MISHNA: Just as there is a prohibition against exploitation [ona’a] in buying and selling, so is there ona’a in statements, i.e., verbal mistreatment. The mishna proceeds to cite examples of verbal mistreatment. One may not say to a seller: For how much are you selling this item, if he does not wish to purchase it. He thereby upsets the seller when the deal fails to materialize. The mishna lists other examples: If one is a penitent, another may not say to him: Remember your earlier deeds. If one is the child of converts, another may not say to him: Remember the deeds of your ancestors, as it is stated: “And a convert shall you neither mistreat, nor shall you oppress him” (Exodus 22:20).
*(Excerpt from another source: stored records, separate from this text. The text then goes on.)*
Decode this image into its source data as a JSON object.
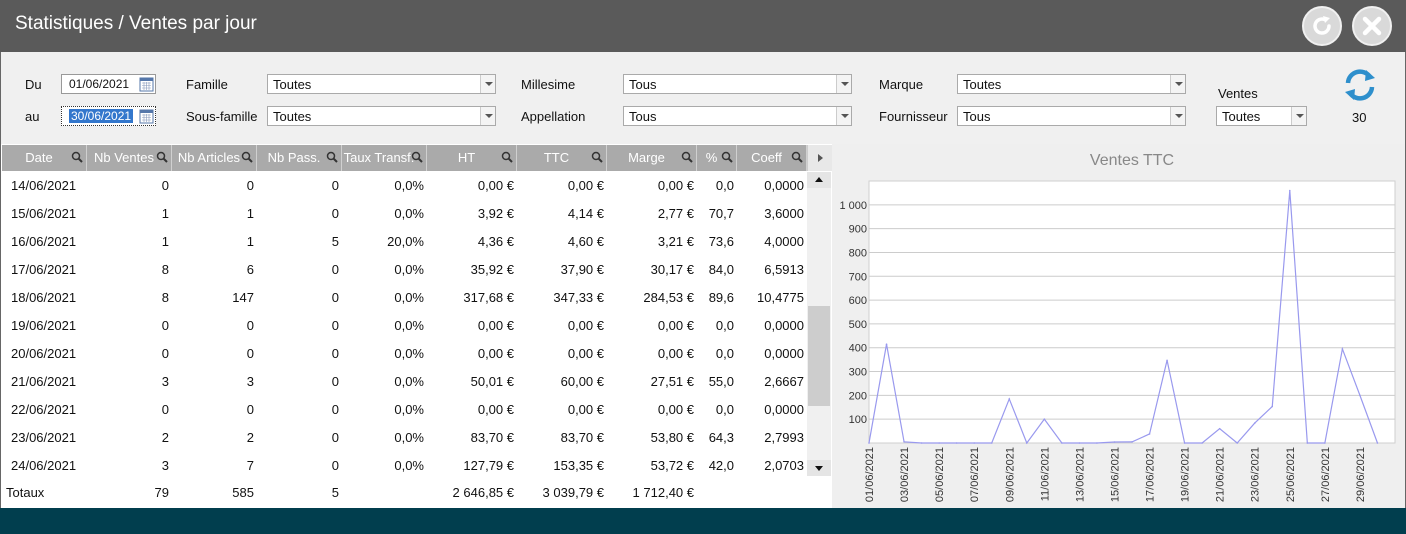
{
  "window": {
    "title": "Statistiques / Ventes par jour"
  },
  "filters": {
    "du_label": "Du",
    "du_value": "01/06/2021",
    "au_label": "au",
    "au_value": "30/06/2021",
    "famille_label": "Famille",
    "famille_value": "Toutes",
    "sous_famille_label": "Sous-famille",
    "sous_famille_value": "Toutes",
    "millesime_label": "Millesime",
    "millesime_value": "Tous",
    "appellation_label": "Appellation",
    "appellation_value": "Tous",
    "marque_label": "Marque",
    "marque_value": "Toutes",
    "fournisseur_label": "Fournisseur",
    "fournisseur_value": "Tous",
    "ventes_label": "Ventes",
    "ventes_value": "Toutes",
    "count": "30"
  },
  "table": {
    "columns": [
      "Date",
      "Nb Ventes",
      "Nb Articles",
      "Nb Pass.",
      "Taux Transf.",
      "HT",
      "TTC",
      "Marge",
      "%",
      "Coeff"
    ],
    "rows": [
      [
        "14/06/2021",
        "0",
        "0",
        "0",
        "0,0%",
        "0,00 €",
        "0,00 €",
        "0,00 €",
        "0,0",
        "0,0000"
      ],
      [
        "15/06/2021",
        "1",
        "1",
        "0",
        "0,0%",
        "3,92 €",
        "4,14 €",
        "2,77 €",
        "70,7",
        "3,6000"
      ],
      [
        "16/06/2021",
        "1",
        "1",
        "5",
        "20,0%",
        "4,36 €",
        "4,60 €",
        "3,21 €",
        "73,6",
        "4,0000"
      ],
      [
        "17/06/2021",
        "8",
        "6",
        "0",
        "0,0%",
        "35,92 €",
        "37,90 €",
        "30,17 €",
        "84,0",
        "6,5913"
      ],
      [
        "18/06/2021",
        "8",
        "147",
        "0",
        "0,0%",
        "317,68 €",
        "347,33 €",
        "284,53 €",
        "89,6",
        "10,4775"
      ],
      [
        "19/06/2021",
        "0",
        "0",
        "0",
        "0,0%",
        "0,00 €",
        "0,00 €",
        "0,00 €",
        "0,0",
        "0,0000"
      ],
      [
        "20/06/2021",
        "0",
        "0",
        "0",
        "0,0%",
        "0,00 €",
        "0,00 €",
        "0,00 €",
        "0,0",
        "0,0000"
      ],
      [
        "21/06/2021",
        "3",
        "3",
        "0",
        "0,0%",
        "50,01 €",
        "60,00 €",
        "27,51 €",
        "55,0",
        "2,6667"
      ],
      [
        "22/06/2021",
        "0",
        "0",
        "0",
        "0,0%",
        "0,00 €",
        "0,00 €",
        "0,00 €",
        "0,0",
        "0,0000"
      ],
      [
        "23/06/2021",
        "2",
        "2",
        "0",
        "0,0%",
        "83,70 €",
        "83,70 €",
        "53,80 €",
        "64,3",
        "2,7993"
      ],
      [
        "24/06/2021",
        "3",
        "7",
        "0",
        "0,0%",
        "127,79 €",
        "153,35 €",
        "53,72 €",
        "42,0",
        "2,0703"
      ]
    ],
    "totals": [
      "Totaux",
      "79",
      "585",
      "5",
      "",
      "2 646,85 €",
      "3 039,79 €",
      "1 712,40 €",
      "",
      ""
    ]
  },
  "chart_data": {
    "type": "line",
    "title": "Ventes TTC",
    "x": [
      "01/06/2021",
      "02/06/2021",
      "03/06/2021",
      "04/06/2021",
      "05/06/2021",
      "06/06/2021",
      "07/06/2021",
      "08/06/2021",
      "09/06/2021",
      "10/06/2021",
      "11/06/2021",
      "12/06/2021",
      "13/06/2021",
      "14/06/2021",
      "15/06/2021",
      "16/06/2021",
      "17/06/2021",
      "18/06/2021",
      "19/06/2021",
      "20/06/2021",
      "21/06/2021",
      "22/06/2021",
      "23/06/2021",
      "24/06/2021",
      "25/06/2021",
      "26/06/2021",
      "27/06/2021",
      "28/06/2021",
      "29/06/2021",
      "30/06/2021"
    ],
    "x_tick_labels": [
      "01/06/2021",
      "03/06/2021",
      "05/06/2021",
      "07/06/2021",
      "09/06/2021",
      "11/06/2021",
      "13/06/2021",
      "15/06/2021",
      "17/06/2021",
      "19/06/2021",
      "21/06/2021",
      "23/06/2021",
      "25/06/2021",
      "27/06/2021",
      "29/06/2021"
    ],
    "series": [
      {
        "values": [
          0,
          415,
          5,
          0,
          0,
          0,
          0,
          0,
          185,
          0,
          100,
          0,
          0,
          0,
          4.14,
          4.6,
          37.9,
          347.33,
          0,
          0,
          60.0,
          0,
          83.7,
          153.35,
          1060,
          0,
          0,
          395,
          200,
          0
        ]
      }
    ],
    "y_ticks": [
      "100",
      "200",
      "300",
      "400",
      "500",
      "600",
      "700",
      "800",
      "900",
      "1 000"
    ],
    "ylim": [
      0,
      1100
    ],
    "grid": true,
    "legend": "none",
    "line_color": "#9999ee"
  },
  "colors": {
    "titlebar": "#5a5a5a",
    "header": "#aaaaaa",
    "footer": "#013e4e",
    "refresh": "#2e8fcc"
  }
}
GEMARA: The Sages taught: It is written: “And you shall not mistreat [tonu] one man his colleague; and you shall fear your God, for I am the Lord your God” (Leviticus 25:17). The tanna explains: The verse is speaking with regard to verbal mistreatment. The baraita proceeds: Do you say that it is speaking of verbal mistreatment [be’ona’at devarim], or perhaps it is speaking only with regard to monetary exploitation [be’ona’at mammon]? When it says in a previous verse: “And if you sell to your colleague an item that is sold, or acquire from your colleague’s hand, you shall not exploit [tonu] his brother” (Leviticus 25:14), monetary exploitation is explicitly stated. How then do I realize the meaning of the verse: “And you shall not mistreat one man his colleague”? It is with regard to verbal mistreatment. How so? If one is a penitent, another may not say to him: Remember your earlier deeds. If one is the child of converts, another may not say to him: Remember the deed of your ancestors. If one is a convert and he came to study Torah, one may not say to him: Does the mouth that ate unslaughtered carcasses and animals that had wounds that would have caused them to die within twelve months [tereifot], and repugnant creatures, and creeping animals, comes to study Torah that was stated from the mouth of the Almighty? If torments are afflicting a person, if illnesses are afflicting him, or if he is burying his children, one may not speak to him in the manner that the friends of Job spoke to him: “Is not your fear of God your confidence, and your hope the integrity of your ways? Remember, I beseech you, whoever perished, being innocent?” (Job 4:6–7). Certainly you sinned, as otherwise you would not have suffered misfortune.